■ Directions ■
All entries below must be reproduced without a single change.

::::

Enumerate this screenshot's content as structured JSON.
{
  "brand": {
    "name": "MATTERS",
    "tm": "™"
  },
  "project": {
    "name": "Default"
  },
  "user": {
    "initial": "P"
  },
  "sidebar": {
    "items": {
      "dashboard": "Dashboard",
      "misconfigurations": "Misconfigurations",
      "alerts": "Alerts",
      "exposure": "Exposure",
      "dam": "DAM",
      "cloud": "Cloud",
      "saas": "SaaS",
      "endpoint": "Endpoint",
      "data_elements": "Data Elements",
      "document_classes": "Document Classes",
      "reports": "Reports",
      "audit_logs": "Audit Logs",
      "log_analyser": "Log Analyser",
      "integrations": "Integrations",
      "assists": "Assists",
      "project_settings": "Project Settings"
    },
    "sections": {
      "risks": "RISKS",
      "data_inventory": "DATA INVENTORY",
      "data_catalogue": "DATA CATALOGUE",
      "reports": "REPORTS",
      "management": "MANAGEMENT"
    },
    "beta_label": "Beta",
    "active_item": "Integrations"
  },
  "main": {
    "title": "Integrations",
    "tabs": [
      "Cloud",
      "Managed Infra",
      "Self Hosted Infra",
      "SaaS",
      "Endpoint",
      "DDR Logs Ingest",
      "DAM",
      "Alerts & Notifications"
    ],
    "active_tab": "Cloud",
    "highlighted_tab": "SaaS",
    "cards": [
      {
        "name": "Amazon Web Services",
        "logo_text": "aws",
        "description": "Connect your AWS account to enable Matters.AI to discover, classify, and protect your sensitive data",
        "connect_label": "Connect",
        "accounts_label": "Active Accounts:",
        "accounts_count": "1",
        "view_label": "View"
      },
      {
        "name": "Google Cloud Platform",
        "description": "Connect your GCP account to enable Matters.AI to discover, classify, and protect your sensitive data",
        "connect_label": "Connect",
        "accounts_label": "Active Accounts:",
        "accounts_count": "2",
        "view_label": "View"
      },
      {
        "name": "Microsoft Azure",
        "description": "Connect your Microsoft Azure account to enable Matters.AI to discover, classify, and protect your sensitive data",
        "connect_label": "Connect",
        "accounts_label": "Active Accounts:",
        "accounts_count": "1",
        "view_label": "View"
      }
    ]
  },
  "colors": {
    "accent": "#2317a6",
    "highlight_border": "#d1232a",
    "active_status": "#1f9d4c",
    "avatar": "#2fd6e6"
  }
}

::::

■ Output of the task ■
Enumerate this screenshot's content as structured JSON.
{
  "brand": {
    "name": "MATTERS",
    "tm": "™"
  },
  "project": {
    "name": "Default"
  },
  "user": {
    "initial": "P"
  },
  "sidebar": {
    "items": {
      "dashboard": "Dashboard",
      "misconfigurations": "Misconfigurations",
      "alerts": "Alerts",
      "exposure": "Exposure",
      "dam": "DAM",
      "cloud": "Cloud",
      "saas": "SaaS",
      "endpoint": "Endpoint",
      "data_elements": "Data Elements",
      "document_classes": "Document Classes",
      "reports": "Reports",
      "audit_logs": "Audit Logs",
      "log_analyser": "Log Analyser",
      "integrations": "Integrations",
      "assists": "Assists",
      "project_settings": "Project Settings"
    },
    "sections": {
      "risks": "RISKS",
      "data_inventory": "DATA INVENTORY",
      "data_catalogue": "DATA CATALOGUE",
      "reports": "REPORTS",
      "management": "MANAGEMENT"
    },
    "beta_label": "Beta",
    "active_item": "Integrations"
  },
  "main": {
    "title": "Integrations",
    "tabs": [
      "Cloud",
      "Managed Infra",
      "Self Hosted Infra",
      "SaaS",
      "Endpoint",
      "DDR Logs Ingest",
      "DAM",
      "Alerts & Notifications"
    ],
    "active_tab": "Cloud",
    "highlighted_tab": "SaaS",
    "cards": [
      {
        "name": "Amazon Web Services",
        "logo_text": "aws",
        "description": "Connect your AWS account to enable Matters.AI to discover, classify, and protect your sensitive data",
        "connect_label": "Connect",
        "accounts_label": "Active Accounts:",
        "accounts_count": "1",
        "view_label": "View"
      },
      {
        "name": "Google Cloud Platform",
        "description": "Connect your GCP account to enable Matters.AI to discover, classify, and protect your sensitive data",
        "connect_label": "Connect",
        "accounts_label": "Active Accounts:",
        "accounts_count": "2",
        "view_label": "View"
      },
      {
        "name": "Microsoft Azure",
        "description": "Connect your Microsoft Azure account to enable Matters.AI to discover, classify, and protect your sensitive data",
        "connect_label": "Connect",
        "accounts_label": "Active Accounts:",
        "accounts_count": "1",
        "view_label": "View"
      }
    ]
  },
  "colors": {
    "accent": "#2317a6",
    "highlight_border": "#d1232a",
    "active_status": "#1f9d4c",
    "avatar": "#2fd6e6"
  }
}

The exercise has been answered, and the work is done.